As well as an exciting trip to write about, I have also been inspired today by a friend at a writing project I'm involved in (Well Versed - working with teachers to aid their teaching of creative writing to children) suggesting that I try translating German poetry into English. I'm not sure about this suggestion, as I find it hard enough to fit English poetry-writing into my everday routine at the moment, but maybe there's something in it. Durs Grünbein, who I heard reading at StAnza (where I was also reading this year!), is an amazing German poet that struck a chord with me, but I had never heard of him until I saw him read (and Don Paterson read the English translations). How do you find out about foreign authors not published in the UK? Durs Grünbein is, in translation, and I hadn't even heard of him. What about those who aren't? A puzzle.

I have taken to walking everywhere in Vibram Five Fingers. My feet feel stronger. I feel like it makes me more atuned to what's going on around me, more attentive to the detail of things. Always good for writing, I think, to have that extra sensory thing going on. There is a lot of broken glass around; the other day I ran underneath a flitting bat at dusk; my core needs more strength. I have also signed up for the Great North 10k and the Great North Run, and will be doing both barefoot style. Perhaps this, or more particularly, the physical slog of training for this, will inspire some running poems - I don't think I've written one yet..

Wednesday 2 March 2011

Collection submission

is a terrifying process, and now complete (phase 1, at least). The only part of getting the submission together I really enjoyed (this is separate, in my head at least, to writing the poems) was lining up the stamps reeeaaally neatly. The shuffle of envelopes landing on a pile of envelopes, finally beyond your grasp, is both a relief and a wrench.

Nothing will come of this, I'm sure, but I've crossed my fingers anyway.

Sunday 16 January 2011

Nanopowders and Assembler Breakthroughs

Reading about science stuff in order to inspire poems is a joy.

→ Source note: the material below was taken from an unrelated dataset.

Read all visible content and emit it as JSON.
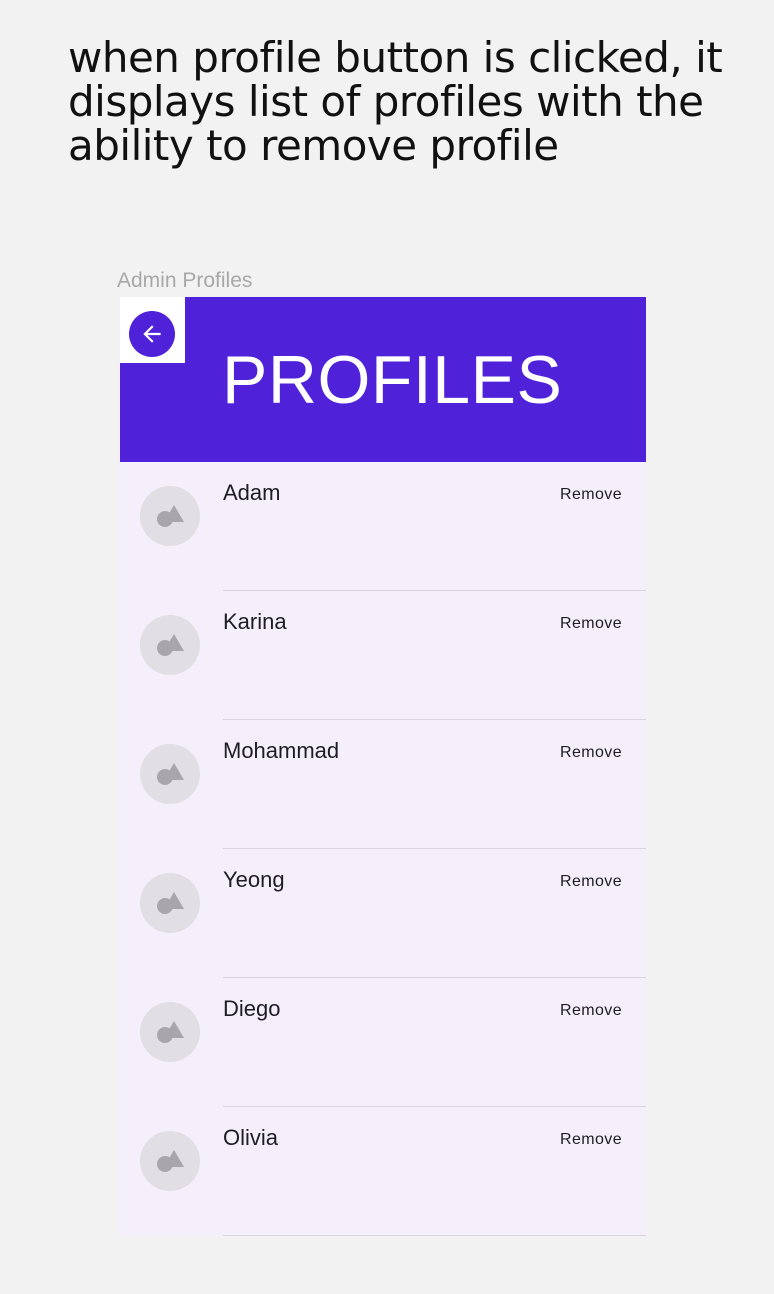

I got a book of Modern Science Writing for Christmas, and should really get around to reading the books on Quantum Physics I have, because there's nothing more spectacular to write about. I'm really looking forward to the nanotechnology-themed workshop I'm attending tomorrow. It should be brill.

In other news, I haven't been writing much because of how incredibly busy life seems to be all of the time. I really need another project to inspire time prioritisation - but I can't help feeling that if I make time to write every day, it will mean not being able to read the Guardian every day, and I take a lot of pleasure in that, so it will be a shame. There's not much left to give, though. And I don't even have kids, or dependants, or any other practical responsibilities outside of work! I don't know how many writers do it at all.

Monday 3 January 2011

Oh, it is Elevenses! How quickly this spectacular changing of the seasons and of time has crept up.

I haven't been writing very much, hence not much posting. Christmas lead-up is just so busy busy, isn't it?? So much making to do, and baking to do, and enjoyment to have. Needless to say, 2011 brings creative challenges and some more goals my way. Here's to at least getting my work on a publisher's desk in the next couple of months...